2. What is Average Power Draw? What's the use of it? You don't use those graphs in your Article at all! Do you know what this means? Exactly: Those graphs are useless and meaningless. Why do you post them? They are redundant because of the Energy graphs. So naturally, because of the much shorter run time of the A15 SoC, the Average graph looks disadvantageous for ARM, which is simply misleading. But well Intel is probably happy you posted hit and thanked you with cash, why else should a sane person post such misleading stuff.
3. GPU Power: What game? How did it run? Off-Screen? The same resolution on every tablet? The same API? The same FPS? It's not surprising that a low-end GPU struggling to keep maybe 10FPS consumes less power than a high-end GPU displaying 60FPS at a higher resolution. You haven't said anything about this issue, yet happily compare meaningless numbers.
I'm sorry but this article is, right now, garbage. And the only reason for posting such a poor written article is that Intel must have paid you a lot of money for doing so.
It's nice that you post such semi-scientifical articles, but the way you do in this case isn't great.
This article is very very hard to read, because the reader has to do ALL the interpretation.
You could remove 2/3 of all graphs, and the article would contain the same information.
By just looking at the graphs Intel is the overall winner, which is, if you do some further comparisons based on your article wrong. At most Intel is, according to your graphs, on par with A15, CPU wise, which still is a nice outcome for Intel.
The GPU is awful in the Intel SoC, the CPU competive.
The A15 GPU is perfect, the CPU at least as efficient as the Intel one, but much faster.
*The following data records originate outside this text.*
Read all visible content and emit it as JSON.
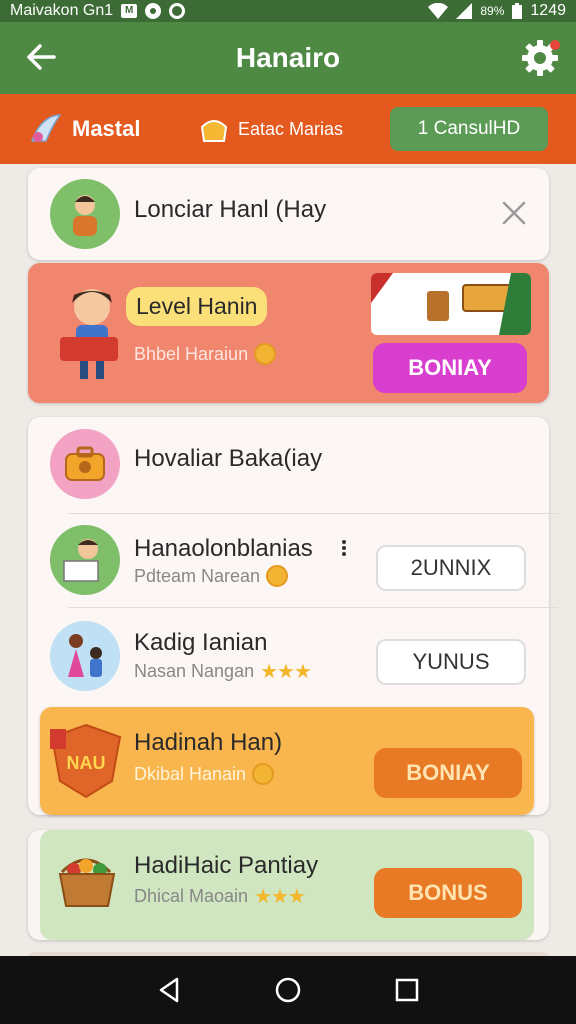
{
  "status": {
    "carrier": "Maivakon Gn1",
    "badge": "M",
    "battery": "89%",
    "time": "1249"
  },
  "header": {
    "title": "Hanairo"
  },
  "tabs": [
    {
      "label": "Mastal"
    },
    {
      "label": "Eatac Marias"
    },
    {
      "label": "1 CansulHD"
    }
  ],
  "items": [
    {
      "name": "Lonciar Hanl (Hay"
    },
    {
      "name": "Level Hanin",
      "sub": "Bhbel Haraiun",
      "button": "BONIAY"
    },
    {
      "name": "Hovaliar Baka(iay"
    },
    {
      "name": "Hanaolonblanias",
      "sub": "Pdteam Narean",
      "button": "2UNNIX"
    },
    {
      "name": "Kadig Ianian",
      "sub": "Nasan Nangan",
      "button": "YUNUS"
    },
    {
      "name": "Hadinah Han)",
      "sub": "Dkibal Hanain",
      "badge": "NAU",
      "button": "BONIAY"
    },
    {
      "name": "HadiHaic Pantiay",
      "sub": "Dhical Maoain",
      "button": "BONUS"
    }
  ],
  "colors": {
    "primary": "#4f8a44",
    "accent": "#e4591d",
    "magenta": "#d93fcf",
    "orange": "#e87a26"
  }
}
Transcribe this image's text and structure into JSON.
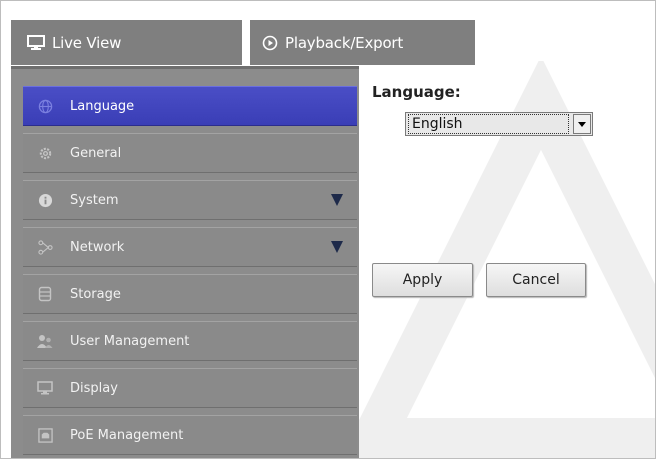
{
  "tabs": {
    "live_view": "Live View",
    "playback_export": "Playback/Export"
  },
  "sidebar": {
    "items": [
      {
        "label": "Language",
        "icon": "globe-icon",
        "active": true
      },
      {
        "label": "General",
        "icon": "gear-icon"
      },
      {
        "label": "System",
        "icon": "info-icon",
        "expandable": true
      },
      {
        "label": "Network",
        "icon": "network-icon",
        "expandable": true
      },
      {
        "label": "Storage",
        "icon": "database-icon"
      },
      {
        "label": "User Management",
        "icon": "users-icon"
      },
      {
        "label": "Display",
        "icon": "monitor-icon"
      },
      {
        "label": "PoE Management",
        "icon": "poe-icon"
      }
    ]
  },
  "settings": {
    "language_label": "Language:",
    "language_value": "English",
    "apply_label": "Apply",
    "cancel_label": "Cancel"
  },
  "colors": {
    "active_item": "#3f43bb",
    "sidebar_bg": "#8c8c8c",
    "tab_bg": "#7f7f7f"
  }
}
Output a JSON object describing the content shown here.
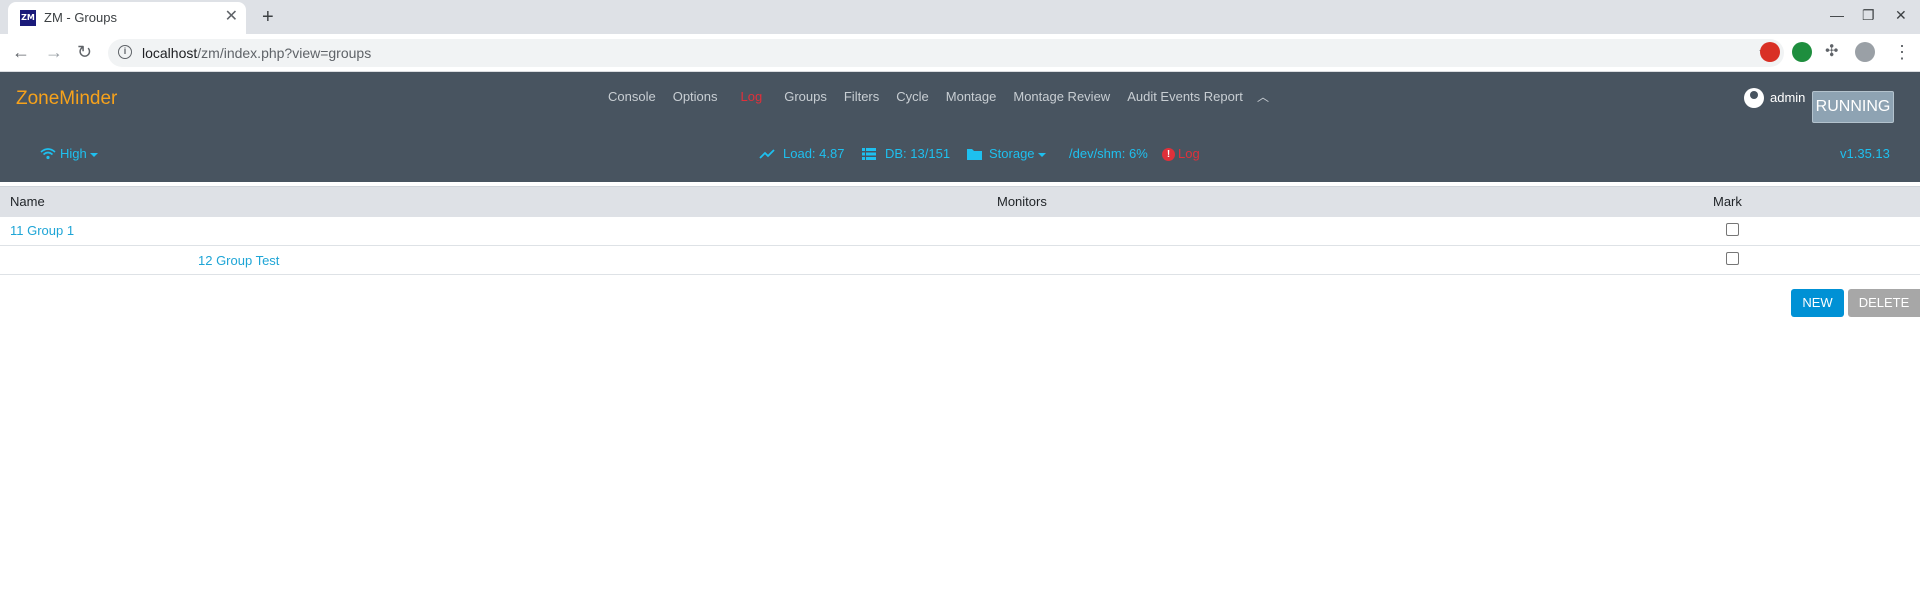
{
  "browser": {
    "tab_title": "ZM - Groups",
    "favicon_text": "ZM",
    "url_host": "localhost",
    "url_path": "/zm/index.php?view=groups"
  },
  "header": {
    "brand": "ZoneMinder",
    "nav": [
      "Console",
      "Options",
      "Log",
      "Groups",
      "Filters",
      "Cycle",
      "Montage",
      "Montage Review",
      "Audit Events Report"
    ],
    "user": "admin",
    "status": "RUNNING",
    "bandwidth": "High",
    "load": "Load: 4.87",
    "db": "DB: 13/151",
    "storage": "Storage",
    "shm": "/dev/shm: 6%",
    "log": "Log",
    "version": "v1.35.13"
  },
  "table": {
    "headers": [
      "Name",
      "Monitors",
      "Mark"
    ],
    "rows": [
      {
        "name": "11 Group 1",
        "monitors": "",
        "checked": false
      },
      {
        "name": "12 Group Test",
        "monitors": "",
        "checked": false
      }
    ]
  },
  "actions": {
    "new_label": "NEW",
    "delete_label": "DELETE"
  },
  "colors": {
    "header_bg": "#485460",
    "brand": "#f7a21b",
    "link": "#1ea5d6",
    "log_red": "#e0303a",
    "new_button": "#0091d5",
    "delete_button": "#a7a7a7"
  }
}
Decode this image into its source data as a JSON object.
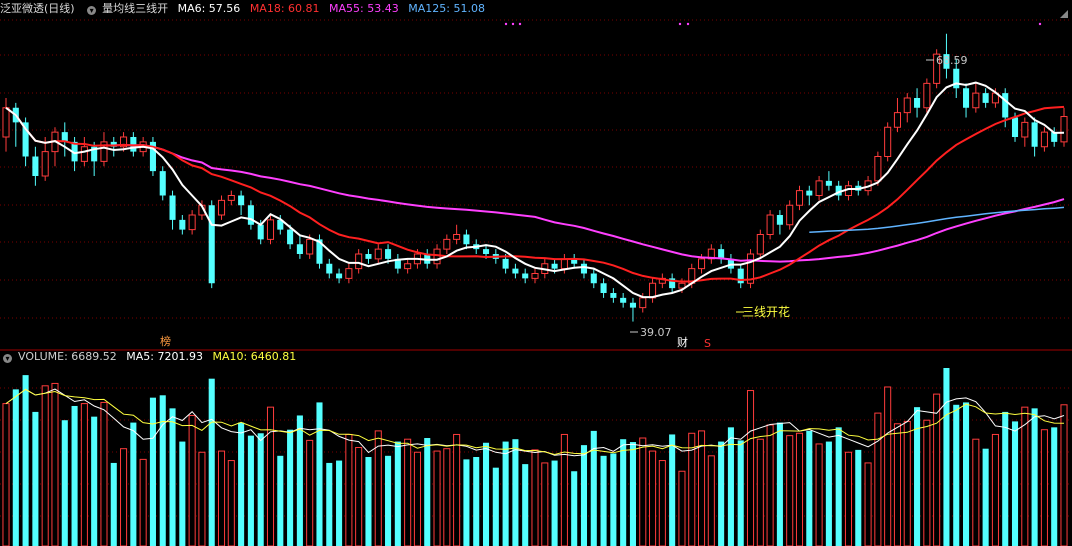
{
  "header": {
    "stock_name": "泛亚微透",
    "period": "(日线)",
    "indicator_name": "量均线三线开",
    "ma6_label": "MA6: 57.56",
    "ma18_label": "MA18: 60.81",
    "ma55_label": "MA55: 53.43",
    "ma125_label": "MA125: 51.08"
  },
  "volume_header": {
    "title": "VOLUME: 6689.52",
    "ma5_label": "MA5: 7201.93",
    "ma10_label": "MA10: 6460.81"
  },
  "annotations": {
    "high_label": "68.59",
    "low_label": "39.07",
    "signal_label": "三线开花",
    "marker_bang": "榜",
    "marker_cai": "财",
    "marker_s": "S"
  },
  "colors": {
    "up": "#ff3c3c",
    "down": "#54ffff",
    "ma6": "#ffffff",
    "ma18": "#ff2020",
    "ma55": "#ff40ff",
    "ma125": "#60b4ff",
    "vol_ma5": "#ffffff",
    "vol_ma10": "#ffff40",
    "grid": "#7a0000",
    "label_yellow": "#ffff40"
  },
  "chart_data": [
    {
      "type": "candlestick",
      "title": "泛亚微透(日线)",
      "price_range": [
        39.07,
        68.59
      ],
      "high": 68.59,
      "low": 39.07,
      "close_last": 60.1,
      "candles": [
        [
          58.0,
          61.0,
          62.0,
          56.5
        ],
        [
          61.0,
          59.5,
          61.5,
          57.0
        ],
        [
          59.5,
          56.0,
          60.0,
          55.0
        ],
        [
          56.0,
          54.0,
          57.0,
          53.0
        ],
        [
          54.0,
          56.5,
          58.0,
          53.5
        ],
        [
          56.5,
          58.5,
          59.0,
          55.0
        ],
        [
          58.5,
          57.5,
          59.5,
          56.0
        ],
        [
          57.5,
          55.5,
          58.0,
          54.5
        ],
        [
          55.5,
          57.0,
          58.0,
          55.0
        ],
        [
          57.0,
          55.5,
          57.5,
          54.0
        ],
        [
          55.5,
          57.5,
          58.5,
          55.0
        ],
        [
          57.5,
          57.0,
          58.0,
          56.0
        ],
        [
          57.0,
          58.0,
          58.5,
          56.5
        ],
        [
          58.0,
          56.5,
          58.5,
          56.0
        ],
        [
          56.5,
          57.5,
          58.0,
          56.0
        ],
        [
          57.5,
          54.5,
          58.0,
          54.0
        ],
        [
          54.5,
          52.0,
          55.0,
          51.5
        ],
        [
          52.0,
          49.5,
          52.5,
          48.5
        ],
        [
          49.5,
          48.5,
          50.0,
          48.0
        ],
        [
          48.5,
          50.0,
          50.5,
          48.0
        ],
        [
          50.0,
          51.0,
          51.5,
          49.5
        ],
        [
          51.0,
          43.0,
          51.5,
          42.5
        ],
        [
          50.0,
          51.5,
          52.0,
          49.5
        ],
        [
          51.5,
          52.0,
          52.5,
          51.0
        ],
        [
          52.0,
          51.0,
          52.5,
          50.0
        ],
        [
          51.0,
          49.0,
          51.5,
          48.5
        ],
        [
          49.0,
          47.5,
          49.5,
          47.0
        ],
        [
          47.5,
          49.5,
          50.0,
          47.0
        ],
        [
          49.5,
          48.5,
          50.0,
          48.0
        ],
        [
          48.5,
          47.0,
          49.0,
          46.5
        ],
        [
          47.0,
          46.0,
          48.0,
          45.5
        ],
        [
          46.0,
          47.5,
          48.0,
          45.5
        ],
        [
          47.5,
          45.0,
          48.0,
          44.5
        ],
        [
          45.0,
          44.0,
          45.5,
          43.5
        ],
        [
          44.0,
          43.5,
          44.5,
          43.0
        ],
        [
          43.5,
          44.5,
          45.0,
          43.0
        ],
        [
          44.5,
          46.0,
          46.5,
          44.0
        ],
        [
          46.0,
          45.5,
          46.5,
          45.0
        ],
        [
          45.5,
          46.5,
          47.0,
          45.0
        ],
        [
          46.5,
          45.5,
          47.0,
          45.0
        ],
        [
          45.5,
          44.5,
          46.0,
          44.0
        ],
        [
          44.5,
          45.0,
          45.5,
          44.0
        ],
        [
          45.0,
          46.0,
          46.5,
          44.5
        ],
        [
          46.0,
          45.0,
          46.5,
          44.5
        ],
        [
          45.0,
          46.5,
          47.0,
          44.5
        ],
        [
          46.5,
          47.5,
          48.0,
          46.0
        ],
        [
          47.5,
          48.0,
          49.0,
          47.0
        ],
        [
          48.0,
          47.0,
          48.5,
          46.5
        ],
        [
          47.0,
          46.5,
          47.5,
          46.0
        ],
        [
          46.5,
          46.0,
          47.0,
          45.5
        ],
        [
          46.0,
          45.5,
          46.5,
          45.0
        ],
        [
          45.5,
          44.5,
          46.0,
          44.0
        ],
        [
          44.5,
          44.0,
          45.0,
          43.5
        ],
        [
          44.0,
          43.5,
          44.5,
          43.0
        ],
        [
          43.5,
          44.0,
          44.5,
          43.0
        ],
        [
          44.0,
          45.0,
          45.5,
          43.5
        ],
        [
          45.0,
          44.5,
          45.5,
          44.0
        ],
        [
          44.5,
          45.5,
          46.0,
          44.0
        ],
        [
          45.5,
          45.0,
          46.0,
          44.5
        ],
        [
          45.0,
          44.0,
          45.5,
          43.5
        ],
        [
          44.0,
          43.0,
          44.5,
          42.5
        ],
        [
          43.0,
          42.0,
          43.5,
          41.5
        ],
        [
          42.0,
          41.5,
          42.5,
          41.0
        ],
        [
          41.5,
          41.0,
          42.0,
          40.5
        ],
        [
          41.0,
          40.5,
          41.5,
          39.07
        ],
        [
          40.5,
          41.5,
          42.0,
          40.0
        ],
        [
          41.5,
          43.0,
          43.5,
          41.0
        ],
        [
          43.0,
          43.5,
          44.0,
          42.5
        ],
        [
          43.5,
          42.5,
          44.0,
          42.0
        ],
        [
          42.5,
          43.0,
          43.5,
          42.0
        ],
        [
          43.0,
          44.5,
          45.0,
          42.5
        ],
        [
          44.5,
          45.5,
          46.0,
          44.0
        ],
        [
          45.5,
          46.5,
          47.0,
          45.0
        ],
        [
          46.5,
          45.5,
          47.0,
          45.0
        ],
        [
          45.5,
          44.5,
          46.0,
          44.0
        ],
        [
          44.5,
          43.0,
          45.0,
          42.5
        ],
        [
          43.0,
          46.0,
          46.5,
          42.5
        ],
        [
          46.0,
          48.0,
          48.5,
          45.5
        ],
        [
          48.0,
          50.0,
          50.5,
          47.5
        ],
        [
          50.0,
          49.0,
          50.5,
          48.0
        ],
        [
          49.0,
          51.0,
          51.5,
          48.5
        ],
        [
          51.0,
          52.5,
          53.0,
          50.5
        ],
        [
          52.5,
          52.0,
          53.0,
          51.0
        ],
        [
          52.0,
          53.5,
          54.0,
          51.5
        ],
        [
          53.5,
          53.0,
          54.5,
          52.5
        ],
        [
          53.0,
          52.0,
          53.5,
          51.5
        ],
        [
          52.0,
          53.0,
          53.5,
          51.5
        ],
        [
          53.0,
          52.5,
          53.5,
          52.0
        ],
        [
          52.5,
          53.5,
          54.0,
          52.0
        ],
        [
          53.5,
          56.0,
          56.5,
          53.0
        ],
        [
          56.0,
          59.0,
          59.5,
          55.5
        ],
        [
          59.0,
          60.5,
          62.0,
          58.5
        ],
        [
          60.5,
          62.0,
          62.5,
          59.5
        ],
        [
          62.0,
          61.0,
          63.0,
          60.0
        ],
        [
          61.0,
          63.5,
          64.0,
          60.5
        ],
        [
          63.5,
          66.5,
          67.0,
          63.0
        ],
        [
          66.5,
          65.0,
          68.59,
          64.0
        ],
        [
          65.0,
          63.0,
          66.0,
          62.0
        ],
        [
          63.0,
          61.0,
          63.5,
          60.0
        ],
        [
          61.0,
          62.5,
          63.5,
          60.5
        ],
        [
          62.5,
          61.5,
          63.0,
          61.0
        ],
        [
          61.5,
          62.5,
          63.0,
          61.0
        ],
        [
          62.5,
          60.0,
          63.0,
          59.0
        ],
        [
          60.0,
          58.0,
          60.5,
          57.5
        ],
        [
          58.0,
          59.5,
          60.0,
          57.0
        ],
        [
          59.5,
          57.0,
          60.0,
          56.0
        ],
        [
          57.0,
          58.5,
          59.0,
          56.5
        ],
        [
          58.5,
          57.5,
          59.0,
          57.0
        ],
        [
          57.5,
          60.1,
          61.0,
          57.0
        ]
      ],
      "series_names": [
        "MA6",
        "MA18",
        "MA55",
        "MA125"
      ]
    },
    {
      "type": "bar",
      "title": "VOLUME",
      "values_hint": "relative heights",
      "series_names": [
        "VOLUME",
        "MA5",
        "MA10"
      ]
    }
  ]
}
Yet, because the article is so confusing and I don't want to waste any further time doing the work a good writer should have done, I see ARM as the clear winner.
Same or more efficient CPU, much faster CPU, much better GPU, overall winner!
Similar argumentation for Tegra and Krait.
Intel has a good CPU, but the SoC looks awful.